2018

A Weak Scientific Basis for Gaming Disorder: Let Us Err on the Side of Caution

van Rooij, Antonius J. and Ferguson, Christopher J. and Colder Carras, Michelle and Kardefelt-Winther, Daniel and Shi, Jing and Aarseth, Espen and Bean, Anthony M. and Bergmark, Karin Helmersson and Brus, Anne and Coulson, Mark and Deleuze, Jory and Dullur, Pravin and Dunkels, Elza and Edman, Johan and Elson, Malte and Etchells, Peter J. and Fiskaali, Anne and Granic, Isabela and Jansz, Jeroen and Karlsen, Faltin and Kaye, Linda K. and Kirsh, Bonnie and Lieberoth, Andreas and Markey, Patrick and Mills, Kathryn L. and Nielsen, Rune Kristian Lundedal and Orben, Amy and Poulsen, Arne and Prause, Nicole and Prax, Patrick and Quandt, Thorsten and Schimmenti, Adriano and Starcevic, Vladan and Stutman, Gabrielle and Turner, Nigel E. and van Looy, Jan and Przybylski, Andrew K.

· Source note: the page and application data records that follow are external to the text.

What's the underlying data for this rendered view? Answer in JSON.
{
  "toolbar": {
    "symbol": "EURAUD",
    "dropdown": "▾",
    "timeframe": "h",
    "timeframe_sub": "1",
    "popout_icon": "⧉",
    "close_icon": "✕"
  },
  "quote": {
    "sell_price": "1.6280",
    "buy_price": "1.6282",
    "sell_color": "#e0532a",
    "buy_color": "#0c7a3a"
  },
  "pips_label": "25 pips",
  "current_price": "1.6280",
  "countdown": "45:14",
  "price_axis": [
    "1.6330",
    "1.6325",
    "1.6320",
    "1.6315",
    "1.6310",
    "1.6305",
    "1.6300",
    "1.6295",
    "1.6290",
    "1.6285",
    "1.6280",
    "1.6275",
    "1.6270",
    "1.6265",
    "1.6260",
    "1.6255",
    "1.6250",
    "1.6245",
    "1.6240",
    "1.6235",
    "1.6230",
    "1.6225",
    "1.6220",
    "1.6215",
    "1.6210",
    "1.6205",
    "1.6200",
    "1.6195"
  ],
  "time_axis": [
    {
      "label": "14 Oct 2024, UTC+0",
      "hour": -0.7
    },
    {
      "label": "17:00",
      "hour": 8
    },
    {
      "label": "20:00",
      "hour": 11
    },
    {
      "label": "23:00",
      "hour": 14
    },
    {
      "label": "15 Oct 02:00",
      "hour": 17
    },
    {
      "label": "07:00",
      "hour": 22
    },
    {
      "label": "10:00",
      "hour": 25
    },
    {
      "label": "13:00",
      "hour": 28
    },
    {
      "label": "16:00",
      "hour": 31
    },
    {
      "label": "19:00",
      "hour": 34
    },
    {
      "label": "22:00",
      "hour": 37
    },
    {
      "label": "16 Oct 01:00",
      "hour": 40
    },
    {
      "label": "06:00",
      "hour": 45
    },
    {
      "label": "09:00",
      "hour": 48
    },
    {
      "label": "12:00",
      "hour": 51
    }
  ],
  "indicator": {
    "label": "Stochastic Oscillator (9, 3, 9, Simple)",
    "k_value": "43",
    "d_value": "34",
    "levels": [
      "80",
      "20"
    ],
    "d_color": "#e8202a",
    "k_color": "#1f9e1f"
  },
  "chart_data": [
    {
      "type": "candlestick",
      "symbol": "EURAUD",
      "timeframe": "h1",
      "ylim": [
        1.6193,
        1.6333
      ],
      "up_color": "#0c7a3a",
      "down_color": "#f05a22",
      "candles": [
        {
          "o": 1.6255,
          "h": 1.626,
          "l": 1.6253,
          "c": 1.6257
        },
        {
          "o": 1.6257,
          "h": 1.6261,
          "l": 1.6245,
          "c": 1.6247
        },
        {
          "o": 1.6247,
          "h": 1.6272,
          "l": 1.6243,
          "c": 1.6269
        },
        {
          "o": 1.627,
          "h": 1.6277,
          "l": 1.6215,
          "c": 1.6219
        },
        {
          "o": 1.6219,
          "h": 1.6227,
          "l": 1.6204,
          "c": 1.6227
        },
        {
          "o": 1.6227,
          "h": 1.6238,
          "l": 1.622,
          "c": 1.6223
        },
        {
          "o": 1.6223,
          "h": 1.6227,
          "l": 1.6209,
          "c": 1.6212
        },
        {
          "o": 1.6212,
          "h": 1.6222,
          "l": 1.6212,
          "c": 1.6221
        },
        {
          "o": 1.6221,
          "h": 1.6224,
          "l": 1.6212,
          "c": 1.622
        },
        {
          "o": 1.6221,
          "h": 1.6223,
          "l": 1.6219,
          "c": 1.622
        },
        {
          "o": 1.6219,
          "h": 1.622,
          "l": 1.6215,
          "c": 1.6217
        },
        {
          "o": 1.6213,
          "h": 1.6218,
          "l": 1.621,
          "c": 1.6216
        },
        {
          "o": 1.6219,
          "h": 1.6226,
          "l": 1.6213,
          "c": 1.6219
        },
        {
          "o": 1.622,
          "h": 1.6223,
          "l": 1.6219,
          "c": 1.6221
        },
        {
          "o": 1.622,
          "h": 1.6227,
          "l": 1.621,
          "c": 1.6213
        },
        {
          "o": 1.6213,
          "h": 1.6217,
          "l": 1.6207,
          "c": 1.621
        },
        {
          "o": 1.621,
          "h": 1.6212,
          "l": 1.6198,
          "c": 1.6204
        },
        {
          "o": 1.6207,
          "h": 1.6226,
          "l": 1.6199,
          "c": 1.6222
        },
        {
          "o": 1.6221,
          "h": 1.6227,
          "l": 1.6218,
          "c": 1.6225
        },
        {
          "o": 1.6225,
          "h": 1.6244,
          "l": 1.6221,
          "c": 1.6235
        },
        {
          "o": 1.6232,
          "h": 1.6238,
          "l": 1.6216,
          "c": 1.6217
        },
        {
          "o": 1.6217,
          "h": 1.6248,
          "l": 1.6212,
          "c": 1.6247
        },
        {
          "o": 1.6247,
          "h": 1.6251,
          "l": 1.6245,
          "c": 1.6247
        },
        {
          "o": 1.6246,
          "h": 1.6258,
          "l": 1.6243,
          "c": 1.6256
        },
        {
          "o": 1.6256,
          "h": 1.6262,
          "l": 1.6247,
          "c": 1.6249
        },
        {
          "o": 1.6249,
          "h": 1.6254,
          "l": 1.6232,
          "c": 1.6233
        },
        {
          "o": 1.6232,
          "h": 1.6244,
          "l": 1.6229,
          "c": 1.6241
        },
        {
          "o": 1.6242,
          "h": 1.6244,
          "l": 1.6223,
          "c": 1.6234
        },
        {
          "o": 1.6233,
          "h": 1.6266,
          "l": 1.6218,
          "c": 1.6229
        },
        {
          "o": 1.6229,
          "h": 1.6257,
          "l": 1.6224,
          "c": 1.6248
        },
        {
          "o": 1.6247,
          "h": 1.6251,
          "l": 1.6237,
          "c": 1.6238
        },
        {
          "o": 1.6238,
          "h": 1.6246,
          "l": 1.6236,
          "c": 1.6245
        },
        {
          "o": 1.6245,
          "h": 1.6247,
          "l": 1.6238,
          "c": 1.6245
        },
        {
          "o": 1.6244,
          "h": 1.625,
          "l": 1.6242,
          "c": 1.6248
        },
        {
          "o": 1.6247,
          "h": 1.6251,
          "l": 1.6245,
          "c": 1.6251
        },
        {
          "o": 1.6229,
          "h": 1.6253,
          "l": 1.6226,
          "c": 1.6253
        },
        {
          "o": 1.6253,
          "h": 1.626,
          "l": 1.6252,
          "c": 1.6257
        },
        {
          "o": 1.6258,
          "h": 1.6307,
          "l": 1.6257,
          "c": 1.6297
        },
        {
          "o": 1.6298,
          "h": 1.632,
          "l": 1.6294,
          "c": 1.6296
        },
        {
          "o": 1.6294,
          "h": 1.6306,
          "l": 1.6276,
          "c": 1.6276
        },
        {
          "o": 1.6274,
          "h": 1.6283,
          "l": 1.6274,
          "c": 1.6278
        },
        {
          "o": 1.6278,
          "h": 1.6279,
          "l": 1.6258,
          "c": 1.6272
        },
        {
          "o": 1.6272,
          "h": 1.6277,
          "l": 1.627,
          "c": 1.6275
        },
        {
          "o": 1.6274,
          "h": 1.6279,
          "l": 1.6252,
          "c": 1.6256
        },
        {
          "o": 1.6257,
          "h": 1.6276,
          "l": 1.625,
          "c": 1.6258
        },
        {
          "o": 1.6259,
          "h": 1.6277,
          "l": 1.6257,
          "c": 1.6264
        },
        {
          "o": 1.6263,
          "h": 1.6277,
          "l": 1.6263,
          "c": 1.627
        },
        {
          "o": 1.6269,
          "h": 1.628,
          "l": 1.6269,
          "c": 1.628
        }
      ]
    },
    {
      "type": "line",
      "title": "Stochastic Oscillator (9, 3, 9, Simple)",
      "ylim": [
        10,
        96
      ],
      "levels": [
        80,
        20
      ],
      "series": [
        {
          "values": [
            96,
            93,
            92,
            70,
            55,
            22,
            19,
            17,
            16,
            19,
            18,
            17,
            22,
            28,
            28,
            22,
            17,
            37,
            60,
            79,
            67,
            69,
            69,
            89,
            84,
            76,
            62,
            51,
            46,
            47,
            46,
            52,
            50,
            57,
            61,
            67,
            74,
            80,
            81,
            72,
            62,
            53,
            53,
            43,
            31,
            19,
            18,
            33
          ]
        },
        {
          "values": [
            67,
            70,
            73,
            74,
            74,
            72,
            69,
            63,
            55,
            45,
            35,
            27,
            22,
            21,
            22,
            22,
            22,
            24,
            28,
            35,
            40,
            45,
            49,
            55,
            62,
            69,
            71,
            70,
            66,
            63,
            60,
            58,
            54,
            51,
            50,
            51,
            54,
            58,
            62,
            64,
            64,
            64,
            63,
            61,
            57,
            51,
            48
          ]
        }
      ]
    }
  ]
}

10.1556/2006.7.2018.19

We greatly appreciate the care and thought that is evident in the 10 commentaries that discuss our debate paper, the majority of which argued in favor of a formalized ICD-11 gaming disorder. We agree that there are some people whose play of video games is related to life problems. We believe that understanding this population and the nature and severity of the problems they experience should be a focus area for future research. However, moving from research construct to formal disorder requires a much stronger evidence base than we currently have. The burden of evidence and the clinical utility should be extremely high, because there is a genuine risk of abuse of diagnoses. We provide suggestions about the level of evidence that might be required: transparent and preregistered studies, a better demarcation of the subject area that includes a rationale for focusing on gaming particularly versus a more general behavioral addictions concept, the exploration of non-addiction approaches, and the unbiased exploration of clinical approaches that treat potentially underlying issues, such as depressive mood or social anxiety first. We acknowledge there could be benefits to formalizing gaming disorder, many of which were highlighted by colleagues in their commentaries, but we think they do not yet outweigh the wider societal and public health risks involved. Given the gravity of diagnostic classification and its wider societal impact, we urge our colleagues at the WHO to err on the side of caution for now and postpone the formalization.

Cite this paper:

@article{vanrooijWeakScientificBasis2018a,
  title = {A Weak Scientific Basis for Gaming Disorder: {{Let}} Us Err on the Side of Caution},
  shorttitle = {A Weak Scientific Basis for Gaming Disorder},
  author = {{van Rooij}, Antonius J. and Ferguson, Christopher J. and Colder Carras, Michelle and {Kardefelt-Winther}, Daniel and Shi, Jing and Aarseth, Espen and Bean, Anthony M. and Bergmark, Karin Helmersson and Brus, Anne and Coulson, Mark and Deleuze, Jory and Dullur, Pravin and Dunkels, Elza and Edman, Johan and Elson, Malte and Etchells, Peter J. and Fiskaali, Anne and Granic, Isabela and Jansz, Jeroen and Karlsen, Faltin and Kaye, Linda K. and Kirsh, Bonnie and Lieberoth, Andreas and Markey, Patrick and Mills, Kathryn L. and Nielsen, Rune Kristian Lundedal and Orben, Amy and Poulsen, Arne and Prause, Nicole and Prax, Patrick and Quandt, Thorsten and Schimmenti, Adriano and Starcevic, Vladan and Stutman, Gabrielle and Turner, Nigel E. and {van Looy}, Jan and Przybylski, Andrew K.},
  year = {2018},
  month = mar,
  volume = {7},
  pages = {1--9},
  issn = {2062-5871, 2063-5303},
  doi = {10.1556/2006.7.2018.19},
  journal = {Journal of Behavioral Addictions},
  language = {en},
  number = {1}
}